There are three options for telling AWS how much request throughput to give you. First, you can scale capacity on demand, by issuing a command from the CLI or web console. Second, you can reserve capacity, which operates a bit like reserved instance pricing. You can pay up front for a one or three year term. This commitment nets you a lower overall price but it requires good forecasting on your part. A good rule of thumb with AWS is to never reserve anything more than one year out, because AWS drops their prices so often.
Finally, you can enable auto-scaling where AWS will update your capacity in response to cloud watch events. You can load data into Dynamo in numerous ways.

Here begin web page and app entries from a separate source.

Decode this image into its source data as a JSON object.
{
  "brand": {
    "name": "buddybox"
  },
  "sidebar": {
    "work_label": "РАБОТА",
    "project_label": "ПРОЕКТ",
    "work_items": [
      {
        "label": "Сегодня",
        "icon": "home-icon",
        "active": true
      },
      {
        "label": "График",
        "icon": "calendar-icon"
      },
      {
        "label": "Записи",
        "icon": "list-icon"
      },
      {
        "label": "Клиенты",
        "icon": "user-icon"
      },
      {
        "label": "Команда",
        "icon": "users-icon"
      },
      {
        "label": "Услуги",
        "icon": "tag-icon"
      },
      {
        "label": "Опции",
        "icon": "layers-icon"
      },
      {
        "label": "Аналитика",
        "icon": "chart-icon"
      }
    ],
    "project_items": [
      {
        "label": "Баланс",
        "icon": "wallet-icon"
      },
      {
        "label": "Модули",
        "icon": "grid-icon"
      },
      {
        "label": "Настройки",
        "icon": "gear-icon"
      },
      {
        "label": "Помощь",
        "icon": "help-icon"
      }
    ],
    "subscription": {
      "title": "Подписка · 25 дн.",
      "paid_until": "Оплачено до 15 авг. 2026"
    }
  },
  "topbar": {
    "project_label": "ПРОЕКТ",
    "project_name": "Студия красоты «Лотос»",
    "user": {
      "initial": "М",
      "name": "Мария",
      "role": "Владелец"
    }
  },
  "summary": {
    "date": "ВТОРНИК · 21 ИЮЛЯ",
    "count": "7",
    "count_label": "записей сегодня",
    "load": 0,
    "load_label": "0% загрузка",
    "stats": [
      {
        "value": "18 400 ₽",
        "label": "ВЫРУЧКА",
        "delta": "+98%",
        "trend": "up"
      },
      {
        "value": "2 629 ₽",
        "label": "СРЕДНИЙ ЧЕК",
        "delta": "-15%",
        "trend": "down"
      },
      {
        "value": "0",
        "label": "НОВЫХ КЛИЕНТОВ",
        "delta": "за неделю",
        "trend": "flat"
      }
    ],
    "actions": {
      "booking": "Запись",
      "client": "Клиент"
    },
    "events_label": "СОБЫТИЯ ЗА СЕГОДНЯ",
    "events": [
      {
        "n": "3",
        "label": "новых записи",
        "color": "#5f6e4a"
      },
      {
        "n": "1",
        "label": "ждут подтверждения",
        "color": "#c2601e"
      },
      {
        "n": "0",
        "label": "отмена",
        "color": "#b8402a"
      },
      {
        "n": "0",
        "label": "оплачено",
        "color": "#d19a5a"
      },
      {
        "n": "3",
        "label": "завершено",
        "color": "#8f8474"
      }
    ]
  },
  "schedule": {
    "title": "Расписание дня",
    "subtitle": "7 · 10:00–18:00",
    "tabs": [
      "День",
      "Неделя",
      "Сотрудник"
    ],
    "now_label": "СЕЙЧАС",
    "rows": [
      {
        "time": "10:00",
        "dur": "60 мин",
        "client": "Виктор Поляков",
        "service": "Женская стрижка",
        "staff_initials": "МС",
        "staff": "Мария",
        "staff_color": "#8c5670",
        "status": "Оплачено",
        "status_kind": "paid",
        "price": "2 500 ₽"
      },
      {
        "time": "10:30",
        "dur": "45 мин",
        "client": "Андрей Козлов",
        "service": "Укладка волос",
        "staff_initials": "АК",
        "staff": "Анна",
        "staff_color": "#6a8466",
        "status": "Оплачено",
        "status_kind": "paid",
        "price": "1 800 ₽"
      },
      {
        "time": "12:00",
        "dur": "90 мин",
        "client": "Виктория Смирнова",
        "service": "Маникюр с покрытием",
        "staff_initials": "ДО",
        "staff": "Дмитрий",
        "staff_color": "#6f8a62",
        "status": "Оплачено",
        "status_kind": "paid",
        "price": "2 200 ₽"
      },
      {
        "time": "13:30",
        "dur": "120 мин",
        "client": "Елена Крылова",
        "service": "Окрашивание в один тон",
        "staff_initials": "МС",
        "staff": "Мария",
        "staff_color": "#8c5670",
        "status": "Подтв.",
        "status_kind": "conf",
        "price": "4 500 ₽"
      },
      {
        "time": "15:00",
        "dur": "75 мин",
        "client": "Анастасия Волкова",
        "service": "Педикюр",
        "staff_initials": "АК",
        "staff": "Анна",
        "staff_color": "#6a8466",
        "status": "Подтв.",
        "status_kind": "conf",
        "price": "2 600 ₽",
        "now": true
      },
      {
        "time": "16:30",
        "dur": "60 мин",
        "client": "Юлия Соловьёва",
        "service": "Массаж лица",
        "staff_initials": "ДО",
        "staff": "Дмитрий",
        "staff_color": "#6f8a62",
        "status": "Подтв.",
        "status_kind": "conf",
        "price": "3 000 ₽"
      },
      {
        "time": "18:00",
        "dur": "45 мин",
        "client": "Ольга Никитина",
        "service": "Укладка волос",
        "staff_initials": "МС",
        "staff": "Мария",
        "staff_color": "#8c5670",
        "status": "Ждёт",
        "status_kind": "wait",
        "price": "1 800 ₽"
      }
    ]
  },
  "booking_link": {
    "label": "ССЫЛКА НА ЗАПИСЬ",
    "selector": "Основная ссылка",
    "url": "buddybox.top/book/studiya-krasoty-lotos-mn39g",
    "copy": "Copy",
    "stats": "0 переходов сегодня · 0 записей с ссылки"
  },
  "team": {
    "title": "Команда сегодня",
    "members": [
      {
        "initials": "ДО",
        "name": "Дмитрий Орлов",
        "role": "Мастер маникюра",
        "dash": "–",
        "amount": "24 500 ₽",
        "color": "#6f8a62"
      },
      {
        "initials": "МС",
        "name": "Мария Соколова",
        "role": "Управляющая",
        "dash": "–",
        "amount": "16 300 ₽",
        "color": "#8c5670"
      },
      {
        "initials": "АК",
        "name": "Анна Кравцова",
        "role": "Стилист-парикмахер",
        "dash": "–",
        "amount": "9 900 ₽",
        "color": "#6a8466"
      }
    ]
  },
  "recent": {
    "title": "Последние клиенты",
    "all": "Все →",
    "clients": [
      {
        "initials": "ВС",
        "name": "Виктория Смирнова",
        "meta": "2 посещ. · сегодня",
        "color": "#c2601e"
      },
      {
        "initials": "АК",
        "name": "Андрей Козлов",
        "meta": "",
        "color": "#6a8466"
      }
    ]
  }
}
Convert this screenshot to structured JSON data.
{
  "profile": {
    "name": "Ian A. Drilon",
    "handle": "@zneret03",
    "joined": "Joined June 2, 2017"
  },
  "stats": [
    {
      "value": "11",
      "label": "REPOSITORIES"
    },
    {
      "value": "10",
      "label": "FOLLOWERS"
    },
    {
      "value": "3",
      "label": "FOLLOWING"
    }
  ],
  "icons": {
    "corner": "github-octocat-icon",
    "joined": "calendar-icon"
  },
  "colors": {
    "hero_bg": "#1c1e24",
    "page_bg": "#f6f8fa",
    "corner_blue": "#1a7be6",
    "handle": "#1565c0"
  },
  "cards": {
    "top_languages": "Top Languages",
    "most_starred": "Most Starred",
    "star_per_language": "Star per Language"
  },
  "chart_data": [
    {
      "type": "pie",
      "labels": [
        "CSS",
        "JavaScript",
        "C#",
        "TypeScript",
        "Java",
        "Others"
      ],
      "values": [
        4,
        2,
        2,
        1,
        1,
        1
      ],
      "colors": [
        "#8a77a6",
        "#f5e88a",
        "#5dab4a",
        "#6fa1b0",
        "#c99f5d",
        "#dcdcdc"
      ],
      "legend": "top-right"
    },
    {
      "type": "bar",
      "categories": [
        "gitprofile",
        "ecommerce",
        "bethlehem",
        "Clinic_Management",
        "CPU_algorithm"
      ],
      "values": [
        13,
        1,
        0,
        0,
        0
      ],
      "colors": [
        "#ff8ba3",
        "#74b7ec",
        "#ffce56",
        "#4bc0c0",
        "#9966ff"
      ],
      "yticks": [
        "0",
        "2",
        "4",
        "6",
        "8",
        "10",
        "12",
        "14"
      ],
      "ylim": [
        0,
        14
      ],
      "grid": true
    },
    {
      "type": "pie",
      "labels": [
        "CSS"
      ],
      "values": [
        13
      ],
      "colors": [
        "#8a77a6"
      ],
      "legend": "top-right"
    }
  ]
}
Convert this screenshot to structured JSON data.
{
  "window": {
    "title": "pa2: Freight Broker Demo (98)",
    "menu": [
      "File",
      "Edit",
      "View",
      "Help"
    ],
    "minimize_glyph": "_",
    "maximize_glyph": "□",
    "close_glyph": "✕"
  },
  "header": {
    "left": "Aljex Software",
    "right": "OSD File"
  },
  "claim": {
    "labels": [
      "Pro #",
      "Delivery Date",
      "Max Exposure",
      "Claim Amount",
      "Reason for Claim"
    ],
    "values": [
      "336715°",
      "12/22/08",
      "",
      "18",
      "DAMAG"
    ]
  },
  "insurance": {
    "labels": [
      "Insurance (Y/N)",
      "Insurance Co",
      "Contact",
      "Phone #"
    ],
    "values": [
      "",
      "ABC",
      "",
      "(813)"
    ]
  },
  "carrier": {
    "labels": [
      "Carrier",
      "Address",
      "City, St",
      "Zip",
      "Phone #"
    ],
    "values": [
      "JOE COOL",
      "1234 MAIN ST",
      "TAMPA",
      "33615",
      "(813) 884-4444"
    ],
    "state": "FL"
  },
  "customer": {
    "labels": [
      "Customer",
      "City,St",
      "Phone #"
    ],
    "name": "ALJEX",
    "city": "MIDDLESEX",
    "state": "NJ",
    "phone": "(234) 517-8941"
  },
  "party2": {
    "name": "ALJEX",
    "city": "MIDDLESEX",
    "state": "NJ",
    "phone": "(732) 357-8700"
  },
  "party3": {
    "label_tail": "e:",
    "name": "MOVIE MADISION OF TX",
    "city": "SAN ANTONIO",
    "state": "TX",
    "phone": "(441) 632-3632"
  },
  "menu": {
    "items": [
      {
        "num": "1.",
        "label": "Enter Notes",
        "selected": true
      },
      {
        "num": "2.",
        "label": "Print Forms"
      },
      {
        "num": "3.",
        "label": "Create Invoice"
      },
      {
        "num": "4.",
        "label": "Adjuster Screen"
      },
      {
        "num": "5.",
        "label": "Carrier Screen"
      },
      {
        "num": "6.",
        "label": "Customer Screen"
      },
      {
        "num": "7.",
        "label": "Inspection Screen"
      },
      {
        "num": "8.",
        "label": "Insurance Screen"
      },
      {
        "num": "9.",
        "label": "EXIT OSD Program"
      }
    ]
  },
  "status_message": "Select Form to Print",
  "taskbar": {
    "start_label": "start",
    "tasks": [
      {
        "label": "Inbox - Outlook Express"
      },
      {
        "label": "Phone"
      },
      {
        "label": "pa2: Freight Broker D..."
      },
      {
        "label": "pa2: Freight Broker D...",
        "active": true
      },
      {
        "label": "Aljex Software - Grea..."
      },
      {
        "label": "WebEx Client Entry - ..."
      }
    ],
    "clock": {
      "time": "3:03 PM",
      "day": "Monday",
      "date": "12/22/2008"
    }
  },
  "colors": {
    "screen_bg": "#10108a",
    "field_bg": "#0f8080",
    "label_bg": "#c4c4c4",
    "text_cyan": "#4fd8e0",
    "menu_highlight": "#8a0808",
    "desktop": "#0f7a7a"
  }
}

There's always the web console, and the command line interface or CLI, which can do anything the web console can. There's also the REST API, and finally the SDK option. Like many AWS services, Dynamo can integrate with numerous programming languages like Java or Python via SDK. This is what you'd use to build applications that depend on Dynamo for data.
A powerful feature of DynamoDB is the streams capability. Streams publish events whenever something changes in a table. In a relational database this kind of functionality could be created by applying triggers to tables and publishing to a queue like ActiveMQ or AWS's SQS. In Dynamo, the feature is native, out of the box. Whats more, you don't get notified that events occurred, instead you get valuable state information about the object that was updated. For inserts, you get the entire new object.
For updates, a before and after object so you can see exactly what changed. For deletes, you get the object that was just deleted. This opens up tremendous possibilities because these streams can be fed into Lambda functions. Lambda is AWS's server-less compute service, essentially a way for you to write functions in languages like Python or Node to be executed as needed. Lambda functions can be triggered by many events in AWS including Dynamo streams. When this occurs, the Lambda will receive the incoming object JSON as a parameter.
As a result there are many, many options for processing DynamoDB streams in Lambda. You could replicate data into another Dynamo table, or into S three. You could go to SNS to generate emails or text to let customers know of a change, say a price drop on an item, or maybe it's an event your employees need to know, like inventory has dropped too low on a certain item. You could add each event into an SQS queue, thus enabling the propagation of that real-time message to any number of downstream systems. After all, SQS is compliant with Java Messaging Service and any JMS client for any number of programming languages could read and react.
So now that we know some of what DynamoDB can do, let's create a table and see some of these capabilities in action.
Join AWS architect Brandon Rich and learn how to configure object storage solutions and lifecycle management in Simple Storage Service (S3), a web service offered by AWS, and migrate, back up, and replicate relational data in RDS. Find out how to leverage flexible network storage with Elastic File System (EFS), and use the new AWS Glue service to move and transform data. Plus, learn how Snowball can help you transfer truckloads of data in and out of the cloud.
- What is data management?
- AWS S3 basics
- S3 bucket creation
- S3 upload and logging
- S3 event notifications
- S3 data lifecycle configuration
- Working with Amazon Elastic Block Store volumes
- Creating and mounting an EFS
- Creating an AWS RDS instance
- RDS backup and recovery
- Moving data with AWS Database Migration Service
- Moving data with Data Pipeline and Glue